A series of karabori (dry moats) and dorui interspersing yet more wide baileys gives way to what is considered the northern castle. The scenery is changed completely and we come into an area with ongoing forestry projects. A pylon sits on the hillside. The terracing here was either degraded, obscurred with recent activities, or never completed. Or some combination of those things. But above this terracing is a solid bailey complex. This area is sometimes considered the main bailey of the castle, surmounting the ultimate peak. The earthworks here are impressive. The bailey has dorui and is protected on three sides by deep horikiri. The easterly horikiri could swallow a house, and several trenches go off along a spur there; these were on my way to Aokijō and so I could check them all out.To the north and northwest the extent of the site then doubles. After all that, there's so much more! How much of the mountain could possibly have been fortified? There is a bailey cluster to the north with some nice trenches along the site's most northerly spur. In general though the earthworks are less capably finished in these outer zones of the castle. It seems that the northern castle represents a later expansion which may not have been wholly finished. Indeed this site has many mysteries. Curiously this fascinating castle is little regarded, and until recently seems to have been completely forgotten, and has no designations or protections, which is very concerning. However, I am happy to report that newly minted signs indicating castle features have appeared throughout the site, and there is a sign pointing would-be adventurers in the direction of the castle from below near Jōfukuji. This is good news and tides that the ruins of Kibunejō may get more care and attention in the future.

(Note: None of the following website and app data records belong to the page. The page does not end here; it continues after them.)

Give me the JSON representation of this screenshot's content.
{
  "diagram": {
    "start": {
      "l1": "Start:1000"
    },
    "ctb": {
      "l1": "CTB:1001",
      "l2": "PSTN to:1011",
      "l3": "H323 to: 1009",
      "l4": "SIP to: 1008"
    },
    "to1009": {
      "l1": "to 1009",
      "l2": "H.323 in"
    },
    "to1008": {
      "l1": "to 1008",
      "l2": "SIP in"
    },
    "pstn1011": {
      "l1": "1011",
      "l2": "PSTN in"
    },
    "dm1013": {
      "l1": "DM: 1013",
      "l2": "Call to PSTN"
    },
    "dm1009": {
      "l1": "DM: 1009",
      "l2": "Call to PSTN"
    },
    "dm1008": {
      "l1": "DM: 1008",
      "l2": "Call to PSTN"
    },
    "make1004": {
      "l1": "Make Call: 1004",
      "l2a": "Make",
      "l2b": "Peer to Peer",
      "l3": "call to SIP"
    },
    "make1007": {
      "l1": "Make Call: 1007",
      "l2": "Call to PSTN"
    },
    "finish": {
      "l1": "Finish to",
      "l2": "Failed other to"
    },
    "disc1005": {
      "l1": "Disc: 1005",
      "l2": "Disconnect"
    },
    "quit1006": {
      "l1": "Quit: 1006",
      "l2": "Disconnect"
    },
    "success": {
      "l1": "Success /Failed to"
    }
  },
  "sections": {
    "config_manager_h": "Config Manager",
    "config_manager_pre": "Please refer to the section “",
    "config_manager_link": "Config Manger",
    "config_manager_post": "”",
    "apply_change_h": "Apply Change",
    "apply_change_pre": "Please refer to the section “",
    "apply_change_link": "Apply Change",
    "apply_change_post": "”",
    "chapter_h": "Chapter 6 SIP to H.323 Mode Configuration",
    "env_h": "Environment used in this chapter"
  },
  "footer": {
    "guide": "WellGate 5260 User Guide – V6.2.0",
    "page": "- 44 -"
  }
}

Kiridouzan Noroshidai / 霧訪山狼煙台
Kirihara Yakata / 桐原館
Jan 14, 2023
4 new castles, 2 updates and new videos
Jan 2, 2023
Shiga Prefecture: 4 new castles, 1 update
Dec 28, 2022

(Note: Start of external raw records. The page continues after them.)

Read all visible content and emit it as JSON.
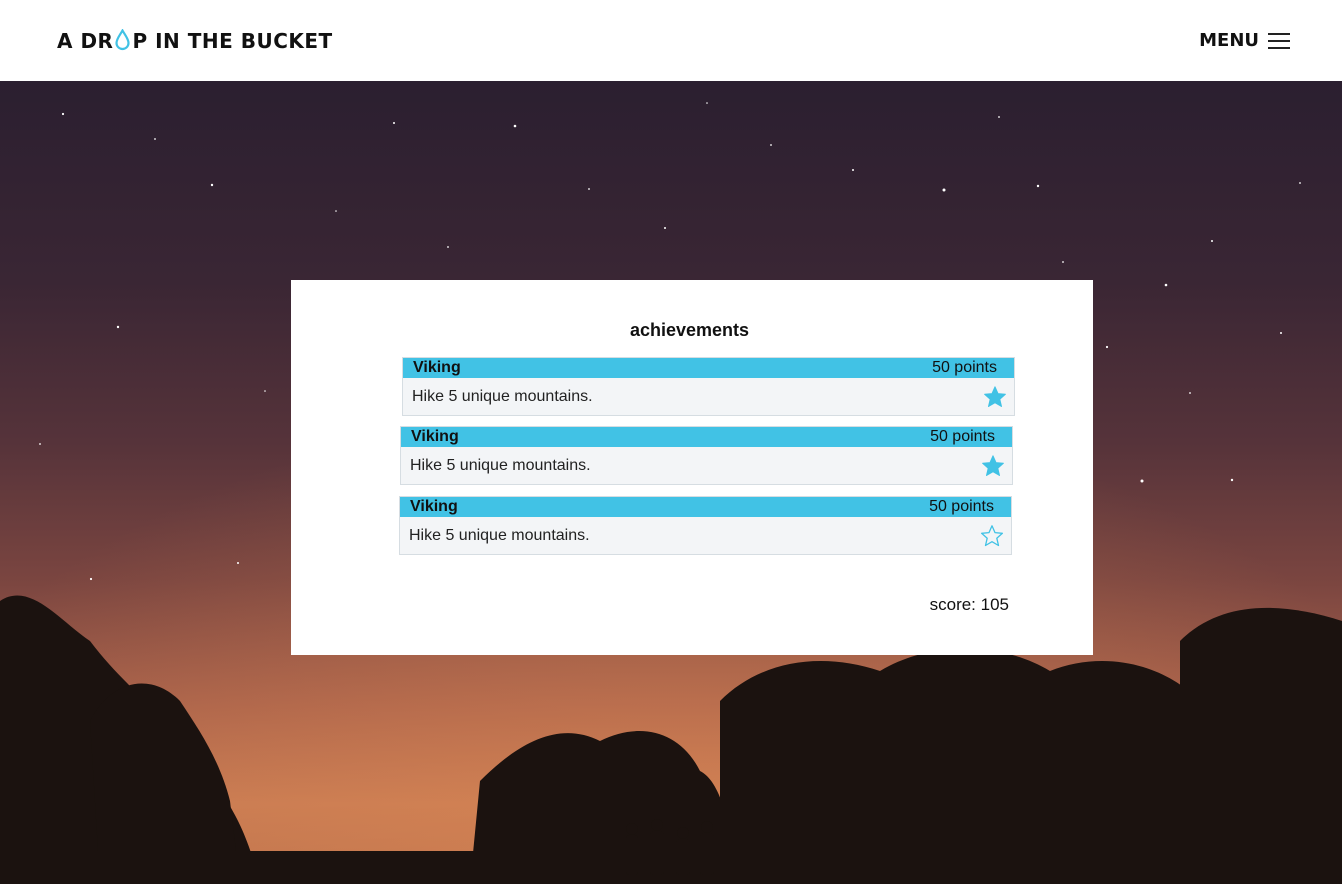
{
  "header": {
    "logo_part1": "A DR",
    "logo_part2": "P IN THE BUCKET",
    "menu_label": "MENU"
  },
  "card": {
    "title": "achievements",
    "achievements": [
      {
        "name": "Viking",
        "points": "50 points",
        "description": "Hike 5 unique mountains.",
        "completed": true
      },
      {
        "name": "Viking",
        "points": "50 points",
        "description": "Hike 5 unique mountains.",
        "completed": true
      },
      {
        "name": "Viking",
        "points": "50 points",
        "description": "Hike 5 unique mountains.",
        "completed": false
      }
    ],
    "score": "score: 105"
  },
  "colors": {
    "accent": "#41c2e5",
    "header_bg": "#ffffff"
  },
  "icons": {
    "logo_drop": "water-drop-icon",
    "menu": "hamburger-menu-icon",
    "completed": "star-filled-icon",
    "pending": "star-outline-icon"
  }
}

Hikone Castle Town in-depth article
Oct 14, 2022
ART Update 2022 Part 6
Oct 10, 2022
New Samurai Homes by ART(2022)
Sep 27, 2022
New castle contributions from ChrisG

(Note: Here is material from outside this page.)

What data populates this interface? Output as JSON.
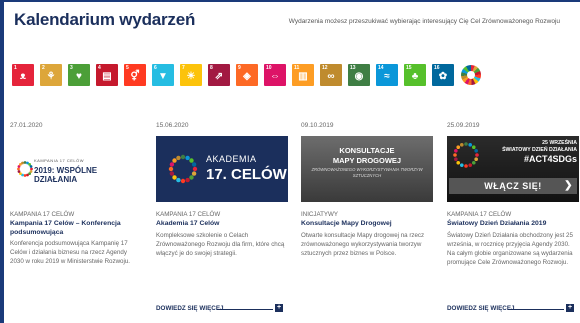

Sep 13, 2022
ART Update 2022 Part 5
Sep 9, 2022
ART Update 2022 Part 4
Sep 8, 2022
ART Update 2022 Part 3
Sep 5, 2022
ART Update 2022 Part 2
Sep 4, 2022
ART Update 2022 Part 1
Jun 26, 2022
Kyoto Castles Update
Jun 11, 2022
Minowa Castle and Ina Yashiki
Jun 4, 2022
Okinawa Castle contributions from RaymondW
May 30, 2022
13 new castle contributions from ChrisG
Apr 2, 2022
31 new contributions from ART
Mar 30, 2022
Nagano Castle Update from ART Part III
Mar 19, 2022
Nagano Castle Update from ART Part II
Feb 28, 2022
Nagano Castle Update Part I from ART